Dataset rows describing interfaces
= Beginning of Section =

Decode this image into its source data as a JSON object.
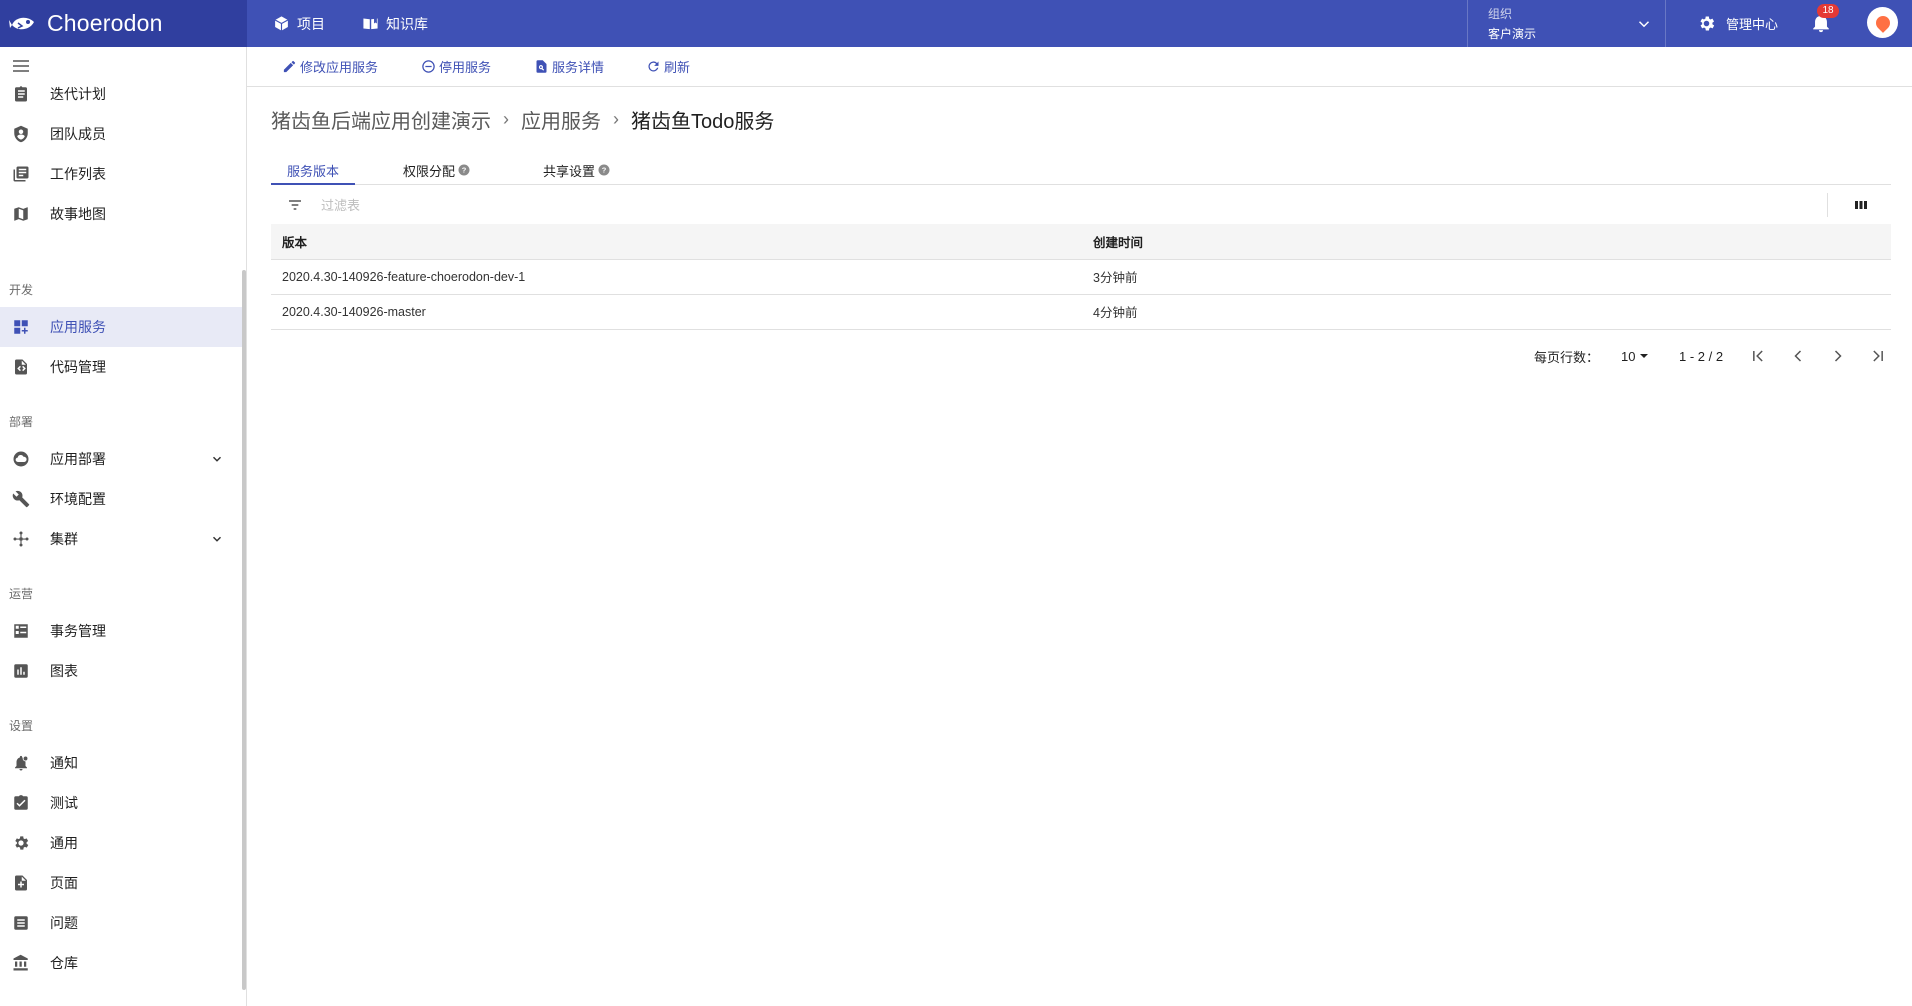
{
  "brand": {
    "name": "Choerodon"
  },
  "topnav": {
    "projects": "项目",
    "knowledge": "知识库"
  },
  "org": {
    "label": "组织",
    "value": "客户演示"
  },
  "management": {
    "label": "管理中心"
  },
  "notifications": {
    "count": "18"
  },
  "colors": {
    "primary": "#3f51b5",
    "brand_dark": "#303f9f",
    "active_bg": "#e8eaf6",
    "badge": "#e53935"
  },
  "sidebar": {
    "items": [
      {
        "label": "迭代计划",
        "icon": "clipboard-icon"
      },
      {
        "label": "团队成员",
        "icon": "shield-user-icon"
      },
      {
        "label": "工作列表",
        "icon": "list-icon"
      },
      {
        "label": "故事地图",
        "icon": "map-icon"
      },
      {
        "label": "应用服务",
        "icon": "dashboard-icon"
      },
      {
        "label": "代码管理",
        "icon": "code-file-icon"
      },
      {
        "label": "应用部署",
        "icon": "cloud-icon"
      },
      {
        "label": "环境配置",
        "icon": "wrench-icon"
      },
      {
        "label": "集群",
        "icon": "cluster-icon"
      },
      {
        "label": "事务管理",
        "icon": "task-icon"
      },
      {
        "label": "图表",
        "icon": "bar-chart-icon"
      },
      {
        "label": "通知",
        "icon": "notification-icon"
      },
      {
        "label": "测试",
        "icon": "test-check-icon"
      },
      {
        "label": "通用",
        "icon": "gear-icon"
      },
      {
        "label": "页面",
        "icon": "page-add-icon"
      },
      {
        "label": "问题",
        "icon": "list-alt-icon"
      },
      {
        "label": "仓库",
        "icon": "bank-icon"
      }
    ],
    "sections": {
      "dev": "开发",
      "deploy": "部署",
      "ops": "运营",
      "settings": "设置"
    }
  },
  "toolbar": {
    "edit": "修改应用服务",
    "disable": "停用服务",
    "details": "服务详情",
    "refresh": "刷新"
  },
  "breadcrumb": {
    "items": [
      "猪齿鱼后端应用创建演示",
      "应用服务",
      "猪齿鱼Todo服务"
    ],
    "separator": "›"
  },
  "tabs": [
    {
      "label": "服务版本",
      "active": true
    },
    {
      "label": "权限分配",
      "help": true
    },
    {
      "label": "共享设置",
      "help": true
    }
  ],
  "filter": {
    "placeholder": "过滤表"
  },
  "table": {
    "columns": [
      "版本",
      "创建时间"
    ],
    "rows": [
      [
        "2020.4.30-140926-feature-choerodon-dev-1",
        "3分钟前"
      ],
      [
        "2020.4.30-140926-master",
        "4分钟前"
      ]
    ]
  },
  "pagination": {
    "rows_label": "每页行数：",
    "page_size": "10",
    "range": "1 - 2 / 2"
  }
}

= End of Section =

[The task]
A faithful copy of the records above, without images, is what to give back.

[Result of the exercise]
Decode this image into its source data as a JSON object.
{
  "brand": {
    "name": "Choerodon"
  },
  "topnav": {
    "projects": "项目",
    "knowledge": "知识库"
  },
  "org": {
    "label": "组织",
    "value": "客户演示"
  },
  "management": {
    "label": "管理中心"
  },
  "notifications": {
    "count": "18"
  },
  "colors": {
    "primary": "#3f51b5",
    "brand_dark": "#303f9f",
    "active_bg": "#e8eaf6",
    "badge": "#e53935"
  },
  "sidebar": {
    "items": [
      {
        "label": "迭代计划",
        "icon": "clipboard-icon"
      },
      {
        "label": "团队成员",
        "icon": "shield-user-icon"
      },
      {
        "label": "工作列表",
        "icon": "list-icon"
      },
      {
        "label": "故事地图",
        "icon": "map-icon"
      },
      {
        "label": "应用服务",
        "icon": "dashboard-icon"
      },
      {
        "label": "代码管理",
        "icon": "code-file-icon"
      },
      {
        "label": "应用部署",
        "icon": "cloud-icon"
      },
      {
        "label": "环境配置",
        "icon": "wrench-icon"
      },
      {
        "label": "集群",
        "icon": "cluster-icon"
      },
      {
        "label": "事务管理",
        "icon": "task-icon"
      },
      {
        "label": "图表",
        "icon": "bar-chart-icon"
      },
      {
        "label": "通知",
        "icon": "notification-icon"
      },
      {
        "label": "测试",
        "icon": "test-check-icon"
      },
      {
        "label": "通用",
        "icon": "gear-icon"
      },
      {
        "label": "页面",
        "icon": "page-add-icon"
      },
      {
        "label": "问题",
        "icon": "list-alt-icon"
      },
      {
        "label": "仓库",
        "icon": "bank-icon"
      }
    ],
    "sections": {
      "dev": "开发",
      "deploy": "部署",
      "ops": "运营",
      "settings": "设置"
    }
  },
  "toolbar": {
    "edit": "修改应用服务",
    "disable": "停用服务",
    "details": "服务详情",
    "refresh": "刷新"
  },
  "breadcrumb": {
    "items": [
      "猪齿鱼后端应用创建演示",
      "应用服务",
      "猪齿鱼Todo服务"
    ],
    "separator": "›"
  },
  "tabs": [
    {
      "label": "服务版本",
      "active": true
    },
    {
      "label": "权限分配",
      "help": true
    },
    {
      "label": "共享设置",
      "help": true
    }
  ],
  "filter": {
    "placeholder": "过滤表"
  },
  "table": {
    "columns": [
      "版本",
      "创建时间"
    ],
    "rows": [
      [
        "2020.4.30-140926-feature-choerodon-dev-1",
        "3分钟前"
      ],
      [
        "2020.4.30-140926-master",
        "4分钟前"
      ]
    ]
  },
  "pagination": {
    "rows_label": "每页行数：",
    "page_size": "10",
    "range": "1 - 2 / 2"
  }
}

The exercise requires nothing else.